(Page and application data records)
((

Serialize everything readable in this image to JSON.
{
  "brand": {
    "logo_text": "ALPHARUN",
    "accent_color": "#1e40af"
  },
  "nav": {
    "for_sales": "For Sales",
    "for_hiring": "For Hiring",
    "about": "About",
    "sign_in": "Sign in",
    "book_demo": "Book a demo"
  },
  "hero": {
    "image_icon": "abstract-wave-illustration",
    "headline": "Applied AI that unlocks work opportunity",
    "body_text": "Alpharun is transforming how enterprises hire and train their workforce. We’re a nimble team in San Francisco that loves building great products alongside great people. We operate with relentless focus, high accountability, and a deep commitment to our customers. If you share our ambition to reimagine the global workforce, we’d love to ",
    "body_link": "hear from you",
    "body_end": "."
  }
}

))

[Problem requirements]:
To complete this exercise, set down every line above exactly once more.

[Reply]:
Serialize everything readable in this image to JSON.
{
  "brand": {
    "logo_text": "ALPHARUN",
    "accent_color": "#1e40af"
  },
  "nav": {
    "for_sales": "For Sales",
    "for_hiring": "For Hiring",
    "about": "About",
    "sign_in": "Sign in",
    "book_demo": "Book a demo"
  },
  "hero": {
    "image_icon": "abstract-wave-illustration",
    "headline": "Applied AI that unlocks work opportunity",
    "body_text": "Alpharun is transforming how enterprises hire and train their workforce. We’re a nimble team in San Francisco that loves building great products alongside great people. We operate with relentless focus, high accountability, and a deep commitment to our customers. If you share our ambition to reimagine the global workforce, we’d love to ",
    "body_link": "hear from you",
    "body_end": "."
  }
}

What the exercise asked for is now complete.